• _THE PROBLEM_:
Identify all lines of the data containing the string "term" and copy them.
______
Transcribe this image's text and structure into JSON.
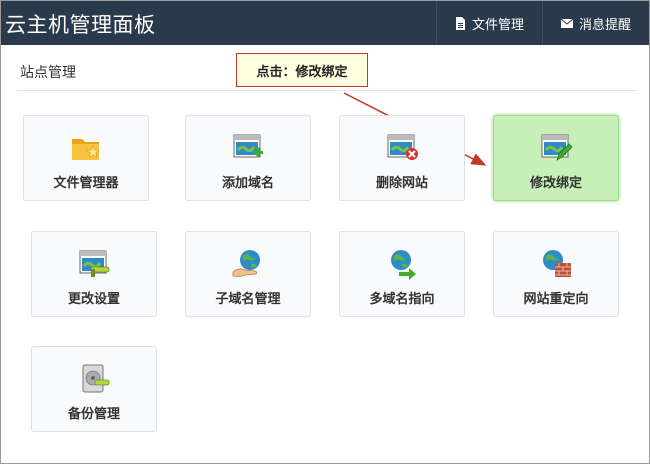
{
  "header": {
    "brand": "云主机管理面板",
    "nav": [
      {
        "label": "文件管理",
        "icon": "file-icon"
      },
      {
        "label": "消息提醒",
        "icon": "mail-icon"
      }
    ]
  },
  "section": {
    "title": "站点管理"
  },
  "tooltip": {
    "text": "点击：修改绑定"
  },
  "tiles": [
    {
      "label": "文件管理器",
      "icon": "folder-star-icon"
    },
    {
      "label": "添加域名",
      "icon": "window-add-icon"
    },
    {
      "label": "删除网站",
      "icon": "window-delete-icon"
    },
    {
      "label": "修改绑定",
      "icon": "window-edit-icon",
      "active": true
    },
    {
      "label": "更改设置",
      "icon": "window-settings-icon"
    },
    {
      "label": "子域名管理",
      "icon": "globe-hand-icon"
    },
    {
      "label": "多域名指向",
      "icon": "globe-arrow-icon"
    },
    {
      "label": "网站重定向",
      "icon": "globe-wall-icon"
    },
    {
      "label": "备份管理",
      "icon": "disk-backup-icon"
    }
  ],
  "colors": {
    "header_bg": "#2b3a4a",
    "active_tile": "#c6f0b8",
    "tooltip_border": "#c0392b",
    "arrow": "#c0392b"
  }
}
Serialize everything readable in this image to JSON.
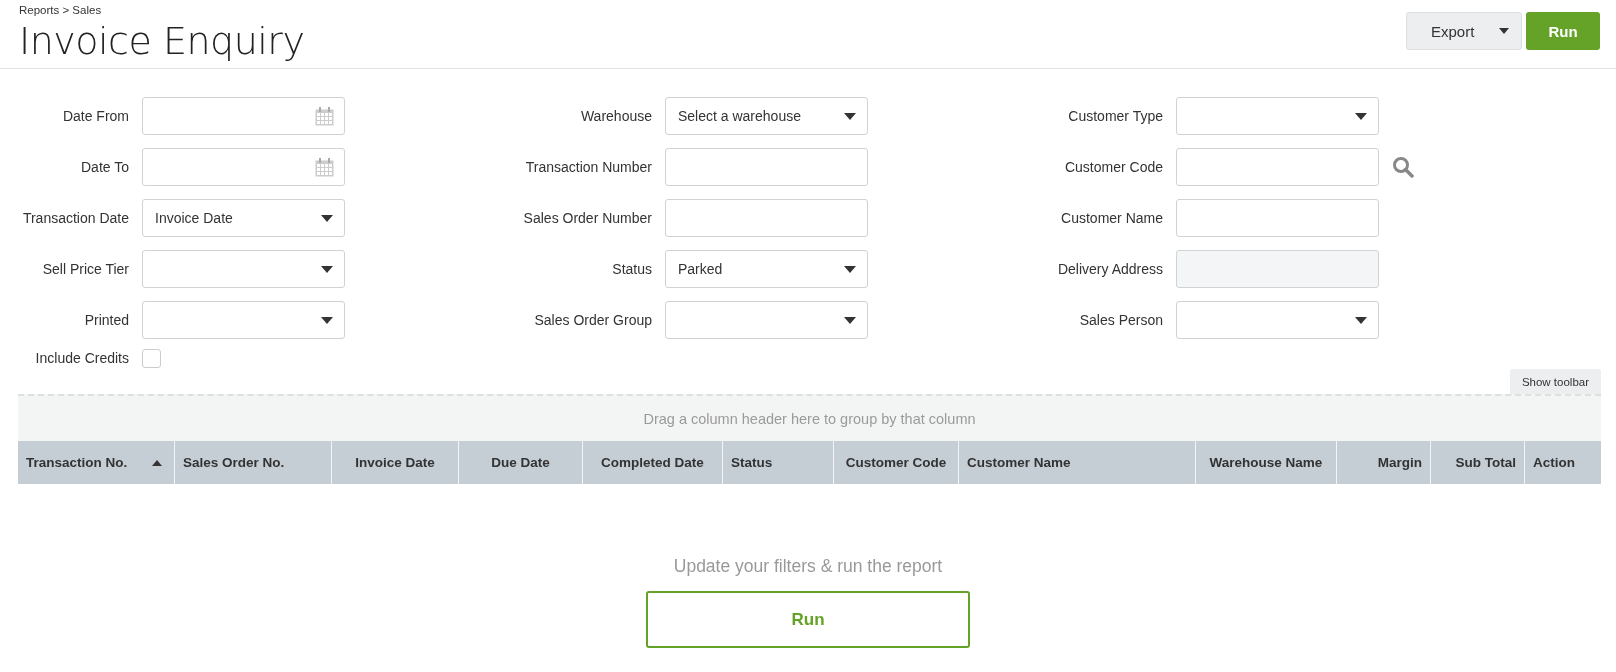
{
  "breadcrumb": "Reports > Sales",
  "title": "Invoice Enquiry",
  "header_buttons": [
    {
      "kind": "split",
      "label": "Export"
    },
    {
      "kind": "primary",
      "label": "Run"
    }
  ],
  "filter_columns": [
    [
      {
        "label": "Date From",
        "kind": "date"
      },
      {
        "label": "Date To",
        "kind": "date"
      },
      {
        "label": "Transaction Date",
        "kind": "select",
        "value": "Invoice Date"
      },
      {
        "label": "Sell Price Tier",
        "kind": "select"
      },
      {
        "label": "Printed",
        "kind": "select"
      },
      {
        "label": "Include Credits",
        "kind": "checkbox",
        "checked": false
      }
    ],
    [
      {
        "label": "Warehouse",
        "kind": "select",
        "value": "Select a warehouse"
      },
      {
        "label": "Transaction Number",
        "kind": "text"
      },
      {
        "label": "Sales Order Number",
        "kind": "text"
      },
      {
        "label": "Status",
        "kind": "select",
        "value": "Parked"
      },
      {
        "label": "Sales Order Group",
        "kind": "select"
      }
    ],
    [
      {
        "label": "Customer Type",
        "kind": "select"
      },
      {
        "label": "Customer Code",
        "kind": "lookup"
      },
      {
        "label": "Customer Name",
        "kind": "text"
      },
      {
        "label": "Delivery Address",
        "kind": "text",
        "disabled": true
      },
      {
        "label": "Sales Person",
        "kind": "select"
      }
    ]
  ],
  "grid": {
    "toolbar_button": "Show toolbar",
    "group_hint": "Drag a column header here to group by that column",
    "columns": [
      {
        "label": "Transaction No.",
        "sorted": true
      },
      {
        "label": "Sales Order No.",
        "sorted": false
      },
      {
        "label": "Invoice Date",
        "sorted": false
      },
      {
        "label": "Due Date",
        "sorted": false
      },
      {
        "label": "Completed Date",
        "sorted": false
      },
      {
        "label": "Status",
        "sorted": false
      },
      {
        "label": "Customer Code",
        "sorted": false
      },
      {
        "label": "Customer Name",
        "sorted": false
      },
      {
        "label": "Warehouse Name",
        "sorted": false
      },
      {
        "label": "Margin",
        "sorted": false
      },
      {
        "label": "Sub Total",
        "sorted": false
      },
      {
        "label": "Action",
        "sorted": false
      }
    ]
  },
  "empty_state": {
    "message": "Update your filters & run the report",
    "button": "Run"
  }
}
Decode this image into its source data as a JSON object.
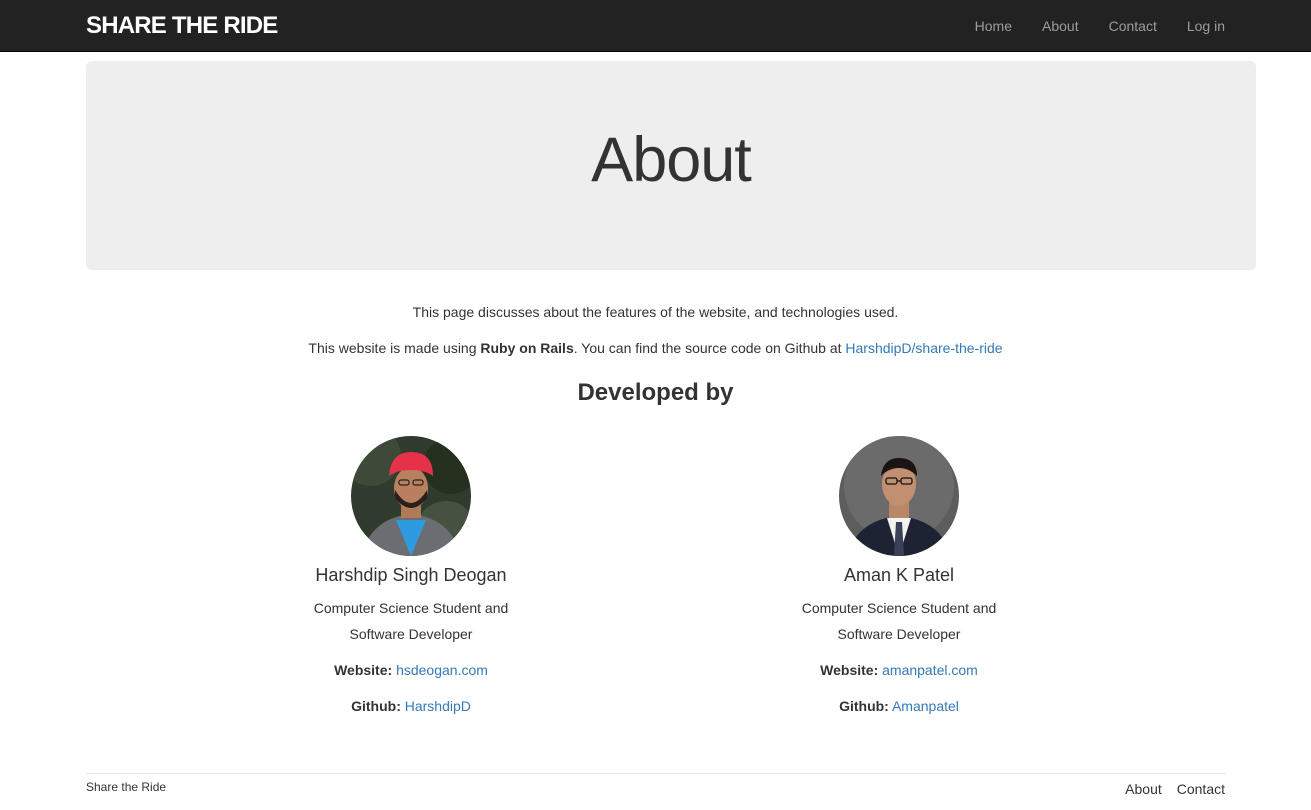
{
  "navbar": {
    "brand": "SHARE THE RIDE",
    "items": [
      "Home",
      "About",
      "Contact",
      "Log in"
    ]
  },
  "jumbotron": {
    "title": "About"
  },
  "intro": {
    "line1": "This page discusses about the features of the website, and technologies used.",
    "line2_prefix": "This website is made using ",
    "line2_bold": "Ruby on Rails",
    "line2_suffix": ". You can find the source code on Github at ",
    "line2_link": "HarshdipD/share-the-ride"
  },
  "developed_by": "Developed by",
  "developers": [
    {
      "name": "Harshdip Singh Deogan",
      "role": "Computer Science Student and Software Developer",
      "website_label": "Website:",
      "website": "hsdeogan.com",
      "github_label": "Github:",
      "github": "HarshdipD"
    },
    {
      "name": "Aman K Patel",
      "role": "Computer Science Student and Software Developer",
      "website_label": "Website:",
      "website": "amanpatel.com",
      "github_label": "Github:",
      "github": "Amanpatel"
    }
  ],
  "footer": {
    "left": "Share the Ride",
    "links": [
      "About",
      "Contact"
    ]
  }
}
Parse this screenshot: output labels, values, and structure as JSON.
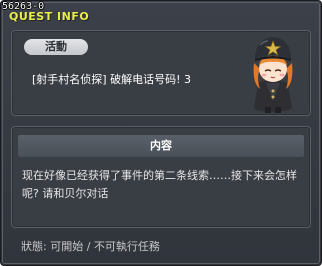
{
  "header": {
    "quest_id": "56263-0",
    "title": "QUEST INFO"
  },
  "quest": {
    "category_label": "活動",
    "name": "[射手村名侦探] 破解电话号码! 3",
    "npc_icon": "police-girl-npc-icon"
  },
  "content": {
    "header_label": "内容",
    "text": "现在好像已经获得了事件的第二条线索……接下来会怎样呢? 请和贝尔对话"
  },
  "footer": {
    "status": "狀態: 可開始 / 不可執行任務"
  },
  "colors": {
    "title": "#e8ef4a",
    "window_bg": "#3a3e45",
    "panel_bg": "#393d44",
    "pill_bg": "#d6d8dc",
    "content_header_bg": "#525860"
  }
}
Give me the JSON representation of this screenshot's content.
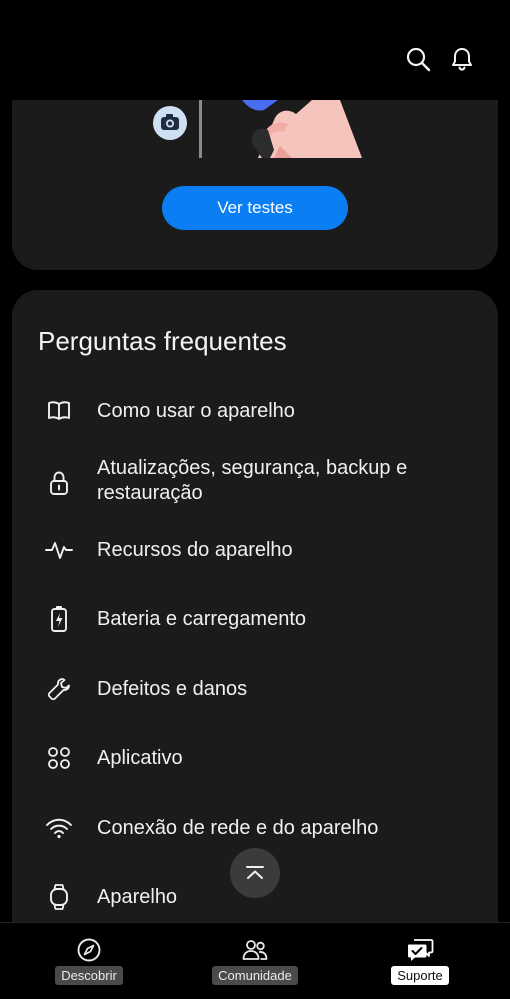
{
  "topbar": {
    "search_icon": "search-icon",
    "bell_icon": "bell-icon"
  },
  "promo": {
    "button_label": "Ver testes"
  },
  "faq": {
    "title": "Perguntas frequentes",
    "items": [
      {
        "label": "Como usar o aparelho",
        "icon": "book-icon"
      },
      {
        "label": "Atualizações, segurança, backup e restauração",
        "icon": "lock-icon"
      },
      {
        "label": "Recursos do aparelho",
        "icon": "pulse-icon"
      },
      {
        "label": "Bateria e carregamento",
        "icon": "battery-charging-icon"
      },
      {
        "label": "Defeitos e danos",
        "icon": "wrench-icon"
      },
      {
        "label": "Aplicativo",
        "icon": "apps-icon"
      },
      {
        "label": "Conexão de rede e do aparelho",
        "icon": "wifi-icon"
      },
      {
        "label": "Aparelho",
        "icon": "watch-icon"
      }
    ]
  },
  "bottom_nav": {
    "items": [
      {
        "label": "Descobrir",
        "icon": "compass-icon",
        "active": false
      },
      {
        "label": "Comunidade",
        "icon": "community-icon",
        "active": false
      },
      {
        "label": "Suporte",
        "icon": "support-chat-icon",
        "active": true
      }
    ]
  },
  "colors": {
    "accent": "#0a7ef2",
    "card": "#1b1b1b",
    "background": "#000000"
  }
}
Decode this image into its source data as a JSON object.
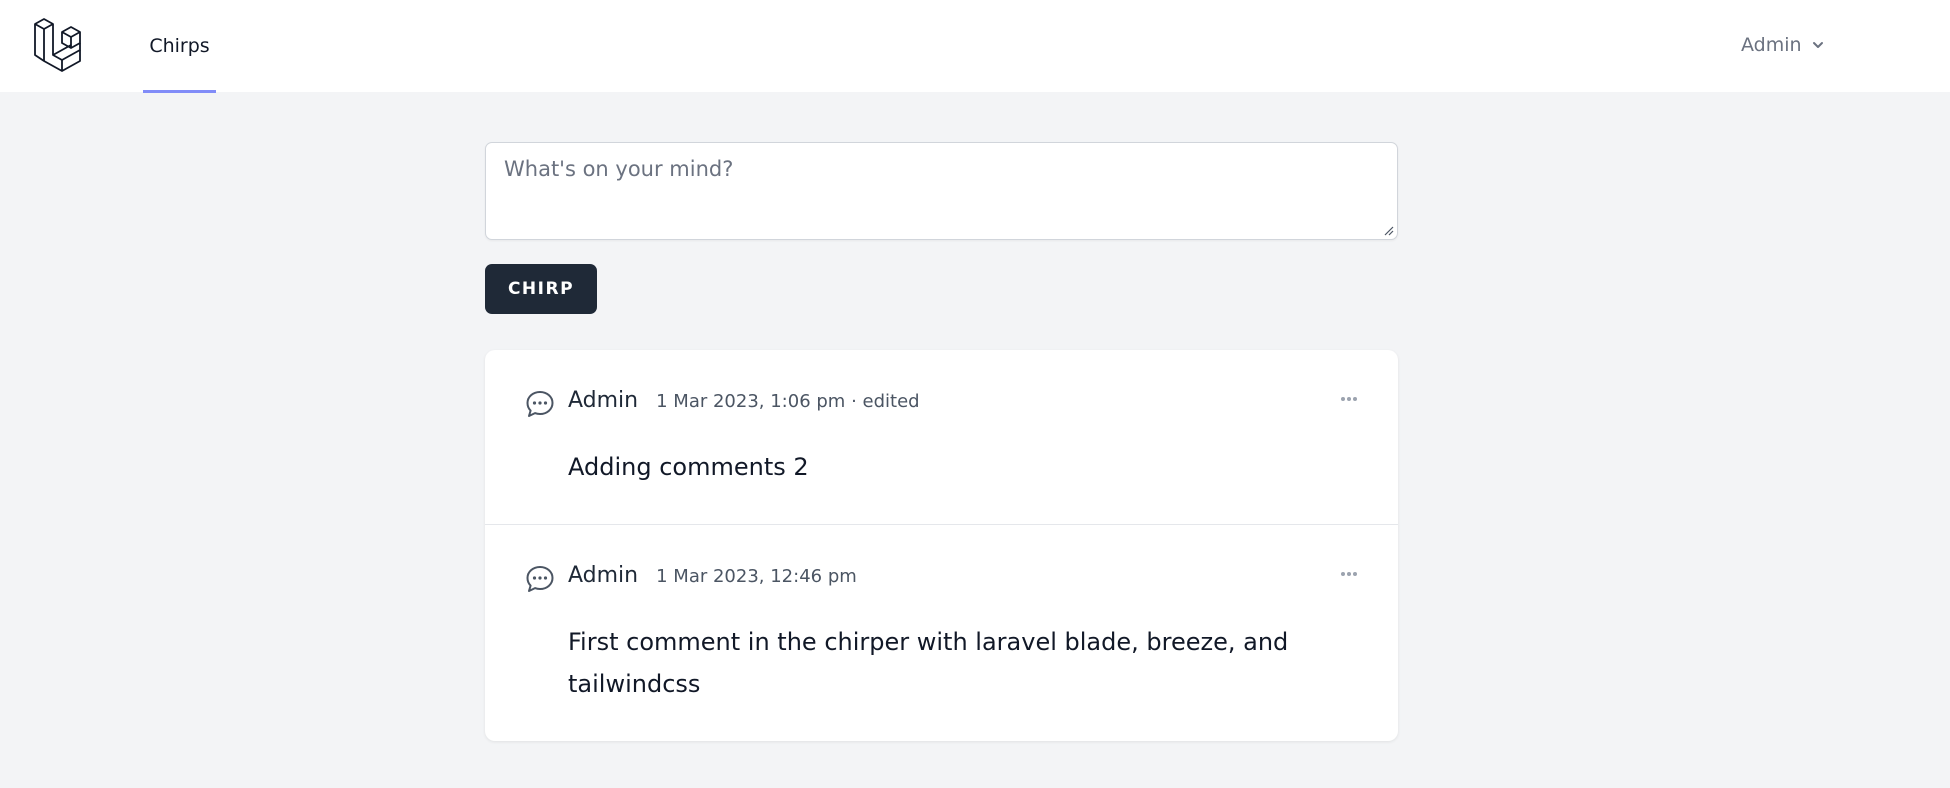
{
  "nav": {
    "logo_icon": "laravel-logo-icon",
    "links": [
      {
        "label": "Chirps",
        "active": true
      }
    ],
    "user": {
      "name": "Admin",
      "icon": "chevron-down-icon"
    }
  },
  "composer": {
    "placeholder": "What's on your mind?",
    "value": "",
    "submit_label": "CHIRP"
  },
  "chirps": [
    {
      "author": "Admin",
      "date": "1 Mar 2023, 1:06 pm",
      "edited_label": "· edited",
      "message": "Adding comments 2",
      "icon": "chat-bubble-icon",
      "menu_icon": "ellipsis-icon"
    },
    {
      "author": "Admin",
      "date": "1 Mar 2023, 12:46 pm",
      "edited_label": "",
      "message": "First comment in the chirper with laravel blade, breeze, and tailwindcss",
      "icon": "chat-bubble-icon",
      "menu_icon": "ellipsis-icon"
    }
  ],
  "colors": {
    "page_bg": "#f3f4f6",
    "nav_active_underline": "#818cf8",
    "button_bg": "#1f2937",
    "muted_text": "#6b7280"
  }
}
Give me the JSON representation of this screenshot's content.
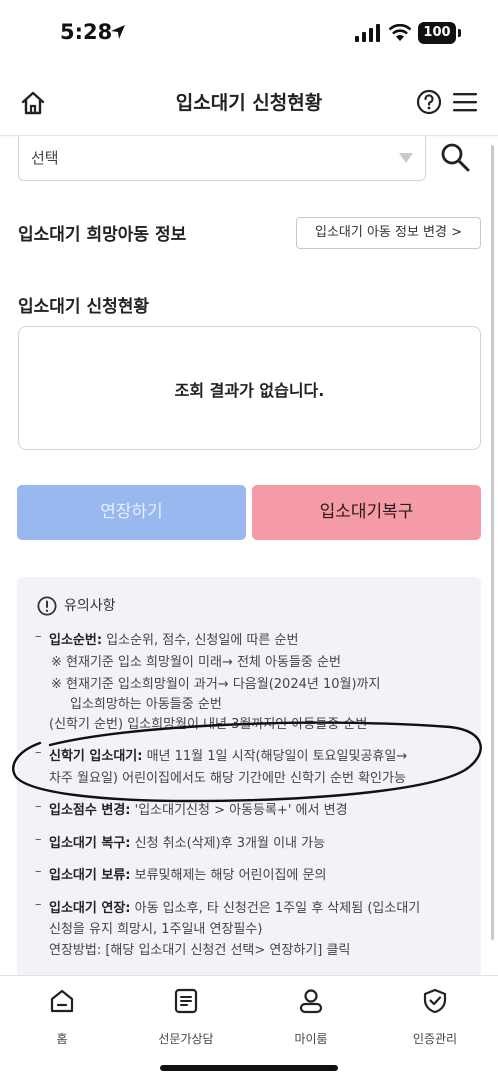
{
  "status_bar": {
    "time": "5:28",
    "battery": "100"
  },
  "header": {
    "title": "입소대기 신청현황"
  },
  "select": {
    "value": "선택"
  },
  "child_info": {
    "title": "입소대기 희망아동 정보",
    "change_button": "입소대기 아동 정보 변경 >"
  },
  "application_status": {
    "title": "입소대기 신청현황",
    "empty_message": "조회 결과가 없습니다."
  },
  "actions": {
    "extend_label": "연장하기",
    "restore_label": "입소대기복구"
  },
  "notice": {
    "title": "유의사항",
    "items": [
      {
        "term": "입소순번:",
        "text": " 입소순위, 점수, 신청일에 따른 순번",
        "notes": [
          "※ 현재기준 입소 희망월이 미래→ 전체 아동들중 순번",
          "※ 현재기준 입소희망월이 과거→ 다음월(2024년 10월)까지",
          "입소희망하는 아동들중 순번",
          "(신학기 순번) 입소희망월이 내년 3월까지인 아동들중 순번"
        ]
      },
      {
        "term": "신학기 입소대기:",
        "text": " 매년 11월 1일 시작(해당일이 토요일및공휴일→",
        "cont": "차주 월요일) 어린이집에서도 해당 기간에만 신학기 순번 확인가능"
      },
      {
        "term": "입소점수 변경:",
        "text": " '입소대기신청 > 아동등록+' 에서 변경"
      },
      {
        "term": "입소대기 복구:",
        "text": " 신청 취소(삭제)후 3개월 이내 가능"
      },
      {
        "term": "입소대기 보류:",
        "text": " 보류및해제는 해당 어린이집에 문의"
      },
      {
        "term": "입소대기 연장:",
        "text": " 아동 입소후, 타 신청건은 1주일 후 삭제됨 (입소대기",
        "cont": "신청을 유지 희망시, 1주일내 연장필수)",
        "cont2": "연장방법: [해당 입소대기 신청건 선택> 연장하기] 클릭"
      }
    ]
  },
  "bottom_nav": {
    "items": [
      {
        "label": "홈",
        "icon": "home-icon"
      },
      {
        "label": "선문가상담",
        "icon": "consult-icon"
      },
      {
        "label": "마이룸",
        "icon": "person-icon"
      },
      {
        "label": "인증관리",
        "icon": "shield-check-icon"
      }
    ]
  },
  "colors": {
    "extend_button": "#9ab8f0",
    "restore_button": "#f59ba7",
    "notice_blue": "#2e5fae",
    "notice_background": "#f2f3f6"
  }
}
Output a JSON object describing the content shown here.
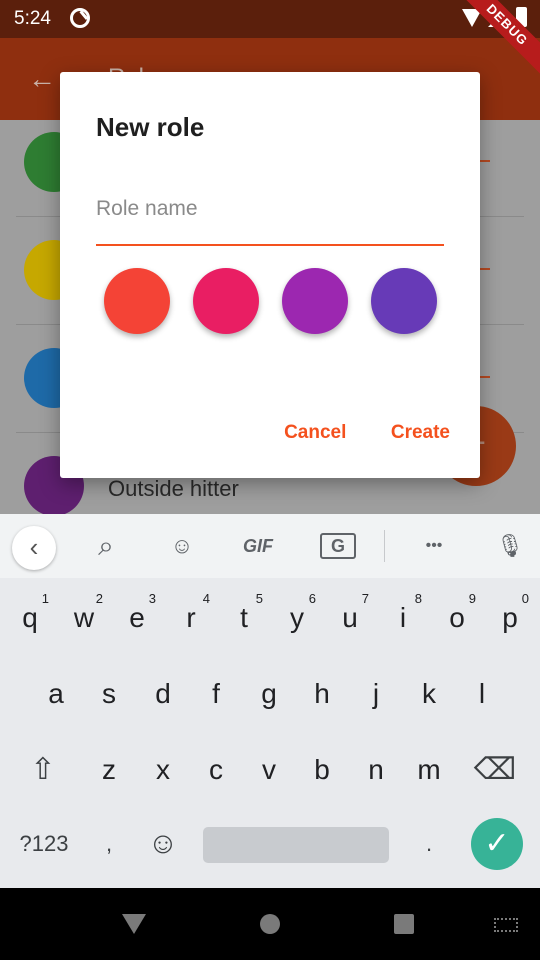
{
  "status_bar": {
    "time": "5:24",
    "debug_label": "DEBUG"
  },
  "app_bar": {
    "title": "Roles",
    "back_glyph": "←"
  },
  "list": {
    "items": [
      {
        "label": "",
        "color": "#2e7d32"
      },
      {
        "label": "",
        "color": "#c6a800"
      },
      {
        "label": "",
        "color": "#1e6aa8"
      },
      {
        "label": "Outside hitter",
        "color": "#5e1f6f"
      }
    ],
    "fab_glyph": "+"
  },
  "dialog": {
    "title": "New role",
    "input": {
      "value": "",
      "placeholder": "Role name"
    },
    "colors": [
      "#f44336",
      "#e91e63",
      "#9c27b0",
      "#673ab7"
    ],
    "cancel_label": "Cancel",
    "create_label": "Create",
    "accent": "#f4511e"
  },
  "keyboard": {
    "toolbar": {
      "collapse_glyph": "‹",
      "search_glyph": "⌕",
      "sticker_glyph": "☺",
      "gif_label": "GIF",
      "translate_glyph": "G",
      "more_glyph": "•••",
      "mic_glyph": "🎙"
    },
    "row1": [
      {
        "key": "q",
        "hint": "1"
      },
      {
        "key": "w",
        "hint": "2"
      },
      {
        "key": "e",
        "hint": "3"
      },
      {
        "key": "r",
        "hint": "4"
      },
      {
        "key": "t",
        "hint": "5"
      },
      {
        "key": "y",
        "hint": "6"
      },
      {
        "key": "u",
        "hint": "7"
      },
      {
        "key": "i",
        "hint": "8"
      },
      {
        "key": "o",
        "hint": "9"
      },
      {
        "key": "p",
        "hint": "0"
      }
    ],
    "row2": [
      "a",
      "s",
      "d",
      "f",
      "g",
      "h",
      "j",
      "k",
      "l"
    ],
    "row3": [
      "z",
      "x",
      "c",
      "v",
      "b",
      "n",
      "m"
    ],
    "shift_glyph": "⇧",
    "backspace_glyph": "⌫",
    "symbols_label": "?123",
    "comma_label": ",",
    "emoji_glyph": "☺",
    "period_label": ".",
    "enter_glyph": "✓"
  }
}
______
• _RESULT OF THE TASK_:
        "term": "입소순번:",
        "term": "신학기 입소대기:",
        "term": "입소점수 변경:",
        "term": "입소대기 복구:",
        "term": "입소대기 보류:",
        "term": "입소대기 연장:",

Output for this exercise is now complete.